Political science major earns coveted spot at national gathering
UofL student Quintez Brown was one of 22 students invited to the first national gathering of the Obama Foundation's MBK Alliance.
By Ira Green
UofL freshman Quintez Brown is already making quite an impact. So much so, even former President Barack Obama has taken notice.
In February, the political science major and first-generation college student was one of 22 students in the country invited to the inaugural national gathering of the Obama Foundation’s My Brother’s Keeper Alliance that supports boys and young men of color.
“I was able to meet and speak to President Barack Obama. I shook his hand, looked him in the eye, and told him my name and where I came from,” Brown said.
A Louisville Youth Voices Against Violence Fellow at the Youth Violence Prevention Research Center, Brown works with researchers, community partners, and community organizations to help reduce violence in West Louisville. He helps design and implement the organization’s social norming campaign.
“I first heard about the My Brother’s Keeper Alliance when my coworker sent me the application and suggested I apply for MBK Rising,” Brown recalled. “I decided to apply because the only requirements were ‘Are you a young man of color?’ or ‘Are you doing exceptional work on behalf of young men of color?,’ and all I had to do was submit a 60-second video highlighting work I do to ensure young men of color thrive.”
The west Louisville native traveled to Oakland, California, where he participated in MBK Rising, a two-day workshop aimed at finding solutions to obstacles and closing opportunity gaps that young men and boys of color face.
As part of his trip, along with engaging with Obama, Brown met with and listened to prominent figures that included NBA star Steph Curry, Grammy-winning singer John Legend, four-time NFL Pro Bowl selection Richard Sherman, and award-winning actor Michael B. Jordan.
“What stood out most to me at the event was the number of young men of color from across the country that attended the event,” Brown, a Martin Luther King Jr. and Porter Scholar, said. “Once I got there, I was able to meet plenty of young men of color that were doing exceptional work in their respective communities whether it revolved around mentorship, violence prevention, speaking, writing (or) music.
“There were so many talented, passionate individuals that I couldn’t help but be inspired.”

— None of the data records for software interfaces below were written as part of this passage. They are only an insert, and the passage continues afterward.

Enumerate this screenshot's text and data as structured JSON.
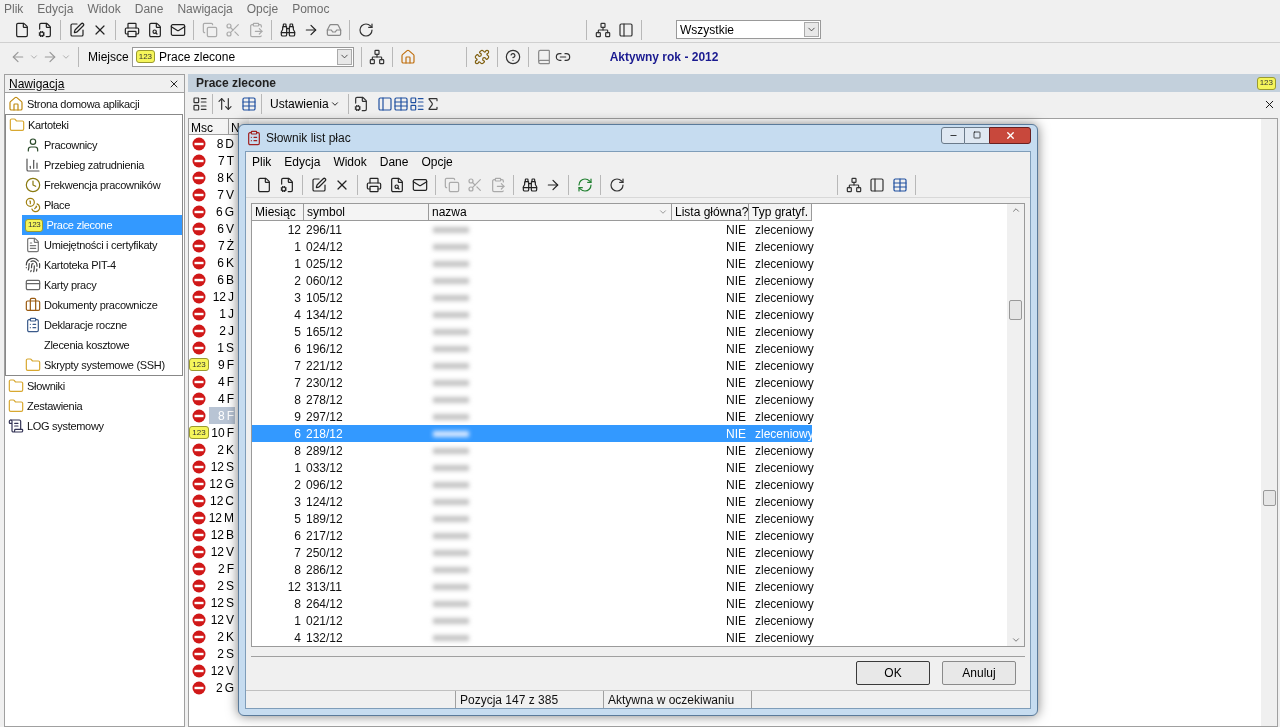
{
  "menu": [
    "Plik",
    "Edycja",
    "Widok",
    "Dane",
    "Nawigacja",
    "Opcje",
    "Pomoc"
  ],
  "filter_combo": {
    "value": "Wszystkie"
  },
  "place": {
    "label": "Miejsce",
    "badge": "123",
    "value": "Prace zlecone"
  },
  "active_year": "Aktywny rok - 2012",
  "navigation": {
    "title": "Nawigacja",
    "items": [
      {
        "label": "Strona domowa aplikacji",
        "kind": "home",
        "selected": false
      },
      {
        "label": "Kartoteki",
        "kind": "folder",
        "selected": false,
        "children": [
          {
            "label": "Pracownicy",
            "kind": "person",
            "selected": false
          },
          {
            "label": "Przebieg zatrudnienia",
            "kind": "chart",
            "selected": false
          },
          {
            "label": "Frekwencja pracowników",
            "kind": "clock",
            "selected": false
          },
          {
            "label": "Płace",
            "kind": "coins",
            "selected": false
          },
          {
            "label": "Prace zlecone",
            "kind": "badge",
            "badge": "123",
            "selected": true
          },
          {
            "label": "Umiejętności i certyfikaty",
            "kind": "document",
            "selected": false
          },
          {
            "label": "Kartoteka PIT-4",
            "kind": "fingerprint",
            "selected": false
          },
          {
            "label": "Karty pracy",
            "kind": "card",
            "selected": false
          },
          {
            "label": "Dokumenty pracownicze",
            "kind": "briefcase",
            "selected": false
          },
          {
            "label": "Deklaracje roczne",
            "kind": "form",
            "selected": false
          },
          {
            "label": "Zlecenia kosztowe",
            "kind": "none",
            "selected": false
          },
          {
            "label": "Skrypty systemowe (SSH)",
            "kind": "folder",
            "selected": false
          }
        ]
      },
      {
        "label": "Słowniki",
        "kind": "folder",
        "selected": false
      },
      {
        "label": "Zestawienia",
        "kind": "folder",
        "selected": false
      },
      {
        "label": "LOG systemowy",
        "kind": "log",
        "selected": false
      }
    ]
  },
  "main": {
    "title": "Prace zlecone",
    "title_badge": "123",
    "settings_button": "Ustawienia",
    "table": {
      "columns": [
        "Msc",
        "N"
      ],
      "rows": [
        {
          "kind": "stop",
          "msc": "8",
          "column_2": "D",
          "selected": false
        },
        {
          "kind": "stop",
          "msc": "7",
          "column_2": "T",
          "selected": false
        },
        {
          "kind": "stop",
          "msc": "8",
          "column_2": "K",
          "selected": false
        },
        {
          "kind": "stop",
          "msc": "7",
          "column_2": "V",
          "selected": false
        },
        {
          "kind": "stop",
          "msc": "6",
          "column_2": "G",
          "selected": false
        },
        {
          "kind": "stop",
          "msc": "6",
          "column_2": "V",
          "selected": false
        },
        {
          "kind": "stop",
          "msc": "7",
          "column_2": "Ż",
          "selected": false
        },
        {
          "kind": "stop",
          "msc": "6",
          "column_2": "K",
          "selected": false
        },
        {
          "kind": "stop",
          "msc": "6",
          "column_2": "B",
          "selected": false
        },
        {
          "kind": "stop",
          "msc": "12",
          "column_2": "J",
          "selected": false
        },
        {
          "kind": "stop",
          "msc": "1",
          "column_2": "J",
          "selected": false
        },
        {
          "kind": "stop",
          "msc": "2",
          "column_2": "J",
          "selected": false
        },
        {
          "kind": "stop",
          "msc": "1",
          "column_2": "S",
          "selected": false
        },
        {
          "kind": "badge",
          "badge": "123",
          "msc": "9",
          "column_2": "F",
          "selected": false
        },
        {
          "kind": "stop",
          "msc": "4",
          "column_2": "F",
          "selected": false
        },
        {
          "kind": "stop",
          "msc": "4",
          "column_2": "F",
          "selected": false
        },
        {
          "kind": "stop",
          "msc": "8",
          "column_2": "F",
          "selected": true
        },
        {
          "kind": "badge",
          "badge": "123",
          "msc": "10",
          "column_2": "F",
          "selected": false
        },
        {
          "kind": "stop",
          "msc": "2",
          "column_2": "K",
          "selected": false
        },
        {
          "kind": "stop",
          "msc": "12",
          "column_2": "S",
          "selected": false
        },
        {
          "kind": "stop",
          "msc": "12",
          "column_2": "G",
          "selected": false
        },
        {
          "kind": "stop",
          "msc": "12",
          "column_2": "C",
          "selected": false
        },
        {
          "kind": "stop",
          "msc": "12",
          "column_2": "M",
          "selected": false
        },
        {
          "kind": "stop",
          "msc": "12",
          "column_2": "B",
          "selected": false
        },
        {
          "kind": "stop",
          "msc": "12",
          "column_2": "V",
          "selected": false
        },
        {
          "kind": "stop",
          "msc": "2",
          "column_2": "F",
          "selected": false
        },
        {
          "kind": "stop",
          "msc": "2",
          "column_2": "S",
          "selected": false
        },
        {
          "kind": "stop",
          "msc": "12",
          "column_2": "S",
          "selected": false
        },
        {
          "kind": "stop",
          "msc": "12",
          "column_2": "V",
          "selected": false
        },
        {
          "kind": "stop",
          "msc": "2",
          "column_2": "K",
          "selected": false
        },
        {
          "kind": "stop",
          "msc": "2",
          "column_2": "S",
          "selected": false
        },
        {
          "kind": "stop",
          "msc": "12",
          "column_2": "V",
          "selected": false
        },
        {
          "kind": "stop",
          "msc": "2",
          "column_2": "G",
          "selected": false
        }
      ]
    }
  },
  "dialog": {
    "title": "Słownik list płac",
    "menu": [
      "Plik",
      "Edycja",
      "Widok",
      "Dane",
      "Opcje"
    ],
    "columns": [
      "Miesiąc",
      "symbol",
      "nazwa",
      "Lista główna?",
      "Typ gratyf."
    ],
    "rows": [
      {
        "month": "12",
        "symbol": "296/11",
        "main_list": "NIE",
        "type": "zleceniowy",
        "selected": false
      },
      {
        "month": "1",
        "symbol": "024/12",
        "main_list": "NIE",
        "type": "zleceniowy",
        "selected": false
      },
      {
        "month": "1",
        "symbol": "025/12",
        "main_list": "NIE",
        "type": "zleceniowy",
        "selected": false
      },
      {
        "month": "2",
        "symbol": "060/12",
        "main_list": "NIE",
        "type": "zleceniowy",
        "selected": false
      },
      {
        "month": "3",
        "symbol": "105/12",
        "main_list": "NIE",
        "type": "zleceniowy",
        "selected": false
      },
      {
        "month": "4",
        "symbol": "134/12",
        "main_list": "NIE",
        "type": "zleceniowy",
        "selected": false
      },
      {
        "month": "5",
        "symbol": "165/12",
        "main_list": "NIE",
        "type": "zleceniowy",
        "selected": false
      },
      {
        "month": "6",
        "symbol": "196/12",
        "main_list": "NIE",
        "type": "zleceniowy",
        "selected": false
      },
      {
        "month": "7",
        "symbol": "221/12",
        "main_list": "NIE",
        "type": "zleceniowy",
        "selected": false
      },
      {
        "month": "7",
        "symbol": "230/12",
        "main_list": "NIE",
        "type": "zleceniowy",
        "selected": false
      },
      {
        "month": "8",
        "symbol": "278/12",
        "main_list": "NIE",
        "type": "zleceniowy",
        "selected": false
      },
      {
        "month": "9",
        "symbol": "297/12",
        "main_list": "NIE",
        "type": "zleceniowy",
        "selected": false
      },
      {
        "month": "6",
        "symbol": "218/12",
        "main_list": "NIE",
        "type": "zleceniowy",
        "selected": true
      },
      {
        "month": "8",
        "symbol": "289/12",
        "main_list": "NIE",
        "type": "zleceniowy",
        "selected": false
      },
      {
        "month": "1",
        "symbol": "033/12",
        "main_list": "NIE",
        "type": "zleceniowy",
        "selected": false
      },
      {
        "month": "2",
        "symbol": "096/12",
        "main_list": "NIE",
        "type": "zleceniowy",
        "selected": false
      },
      {
        "month": "3",
        "symbol": "124/12",
        "main_list": "NIE",
        "type": "zleceniowy",
        "selected": false
      },
      {
        "month": "5",
        "symbol": "189/12",
        "main_list": "NIE",
        "type": "zleceniowy",
        "selected": false
      },
      {
        "month": "6",
        "symbol": "217/12",
        "main_list": "NIE",
        "type": "zleceniowy",
        "selected": false
      },
      {
        "month": "7",
        "symbol": "250/12",
        "main_list": "NIE",
        "type": "zleceniowy",
        "selected": false
      },
      {
        "month": "8",
        "symbol": "286/12",
        "main_list": "NIE",
        "type": "zleceniowy",
        "selected": false
      },
      {
        "month": "12",
        "symbol": "313/11",
        "main_list": "NIE",
        "type": "zleceniowy",
        "selected": false
      },
      {
        "month": "8",
        "symbol": "264/12",
        "main_list": "NIE",
        "type": "zleceniowy",
        "selected": false
      },
      {
        "month": "1",
        "symbol": "021/12",
        "main_list": "NIE",
        "type": "zleceniowy",
        "selected": false
      },
      {
        "month": "4",
        "symbol": "132/12",
        "main_list": "NIE",
        "type": "zleceniowy",
        "selected": false
      }
    ],
    "buttons": [
      "OK",
      "Anuluj"
    ],
    "status": [
      "Pozycja 147 z 385",
      "Aktywna w oczekiwaniu"
    ]
  }
}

Brown said he became involved in the community because of first-hand experience of inequity within the city. He wanted to make a difference and believes that the event strengthened his desire to do just that.
“Being invited to MBK Rising meant that my involvement and dedication to my community is important and necessary,” Brown said. “Having the opportunity to be recognized on a national level meant that I had an opportunity to widen my scope and have an impact on more people’s lives.”
Toward the latter part of the trip, Brown was one of hundreds able to attend and participate in a Town Hall meeting with Obama and Curry.
Though the dialogue and advice resonated with the crowd, it wasn’t Brown’s biggest takeaway from the trip. Rather, it was the continued connections with other attendees.
“Moving forward, with the young men I’ve met at the end, we have already created an everlasting bond and we continue to stay in touch with each other and raise one another up,” Brown said. “I not only learned valuable lessons on community activism, but most importantly, I learned the importance of mentorship, brotherhood and service. I learned that in order to climb, I must lift as well.
“I will continue to uplift those in my community and am looking forward to more opportunities to grow and connect with individuals wanting to make a difference.”